In the past few months, incorrect statements have appeared in numerous letters and articles regarding the F-35A basing at the Burlington Air Guard Station. The most recent of these was the Burlington Free Press My Turn article titled “F-35s right choice for Vermont” on September 9, 2012.
Two of the most prevalent misstatements are that the Burlington Guard Base will close if the F35A is not based here, and that basing the F35A at the Burlington Air Guard Station will result in more jobs and/or will be an economic gain for the area.
According to high-ranking political and military officials, and a formal Air Force report, both assertations are false. No government official has ever said that the Burlington Guard Base is going to close if the F-35A is not based here; and the Draft Environmental Impact Statement states that basing the F-35A at the Burlington Air Guard Station will not result in any economic gain to our area.
Employing scare tactics about base closing and then implying it would be like the closing of Plattsburgh–an active duty Air Force Base with over 5,000 military personnel–is grossly misleading. The Burlington Air National Guard Base has a 300-person workforce and is a tenant of Burlington International Airport, with whom it shares runways.
It’s vital to look at the credentials and motivations of those voicing opinions. You may have noticed that many senior military officers become vocal anti-war/weapons advocates after retirement. As a junior officer, I remember being shocked when the four-star general in charge of the Strategic Air Command where I worked, became an anti-nuclear-war advocate shortly after his retirement. Now I understand, because the longer one serves in the military and the higher one’s rank, the more chances there are for that individual to have personally experienced the costs of war, or to have witnessed it in their troops.
The costs of war are not limited to the battlefield where soldiers, sailors, airmen, and Marines lose their lives or parts of their lives.
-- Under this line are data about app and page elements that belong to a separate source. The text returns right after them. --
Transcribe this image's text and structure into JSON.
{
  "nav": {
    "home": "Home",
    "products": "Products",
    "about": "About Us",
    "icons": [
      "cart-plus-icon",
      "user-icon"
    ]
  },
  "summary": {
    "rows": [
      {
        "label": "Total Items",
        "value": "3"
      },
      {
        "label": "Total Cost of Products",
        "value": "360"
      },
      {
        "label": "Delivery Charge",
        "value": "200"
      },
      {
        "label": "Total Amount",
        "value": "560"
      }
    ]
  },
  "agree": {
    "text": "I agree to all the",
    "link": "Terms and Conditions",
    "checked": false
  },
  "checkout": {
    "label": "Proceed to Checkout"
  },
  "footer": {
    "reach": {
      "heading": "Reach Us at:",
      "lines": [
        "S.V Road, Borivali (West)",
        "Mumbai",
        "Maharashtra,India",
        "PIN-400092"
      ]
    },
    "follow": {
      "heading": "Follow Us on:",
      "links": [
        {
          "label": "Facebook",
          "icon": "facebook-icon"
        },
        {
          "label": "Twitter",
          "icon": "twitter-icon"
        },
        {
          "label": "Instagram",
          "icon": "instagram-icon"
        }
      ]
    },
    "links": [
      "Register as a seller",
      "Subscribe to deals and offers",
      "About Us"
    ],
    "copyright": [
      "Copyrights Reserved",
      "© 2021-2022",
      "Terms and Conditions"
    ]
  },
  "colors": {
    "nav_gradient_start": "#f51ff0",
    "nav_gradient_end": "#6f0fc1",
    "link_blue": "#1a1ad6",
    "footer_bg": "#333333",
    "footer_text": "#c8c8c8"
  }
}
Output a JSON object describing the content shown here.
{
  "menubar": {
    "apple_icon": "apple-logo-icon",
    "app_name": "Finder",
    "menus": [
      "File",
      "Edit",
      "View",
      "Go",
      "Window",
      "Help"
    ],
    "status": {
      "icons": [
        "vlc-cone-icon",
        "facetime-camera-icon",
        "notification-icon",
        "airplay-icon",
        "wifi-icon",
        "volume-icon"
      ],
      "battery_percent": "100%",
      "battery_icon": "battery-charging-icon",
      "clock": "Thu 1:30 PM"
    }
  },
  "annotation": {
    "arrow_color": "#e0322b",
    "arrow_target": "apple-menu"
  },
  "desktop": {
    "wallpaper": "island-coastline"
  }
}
On too many occasions, military members, including those returning from battle, find their salaries frozen, their benefits cut, their health care diminished, family benefits slashed, and when they retire, their health care costs skyrocket. Some military people even lose their jobs. Why? To pay for weapon systems. The Department of Defense routinely cuts personnel and personnel benefits to pay for weapons, some of which the military never even wants. I’ve seen it happen during my 29 years on active duty in the U.S. Air Force. And it will likely happen again in the very near future.
See beyond the slogans to the reality. ‘Jobs at any cost’ is not correct. All jobs cost…some more so than others. War provides jobs; but without examining the cost, one would be lead to the logical conclusion that since war creates jobs, and is good for the economy, wars should be promoted. As morally reprehensive as that sounds, it unfortunately appears to be our sad reality. Expensive weapons systems do create jobs and are indeed an economic boom—to defense contractors. But they come at a huge cost to the average taxpayer and military member. Think of the costs, because the F-35A will cost us dearly.
Colonel, U.S. Air Force (retired)
Chair, South Burlington City Council
63 Four Sisters Rd
South Burlington, VT 05403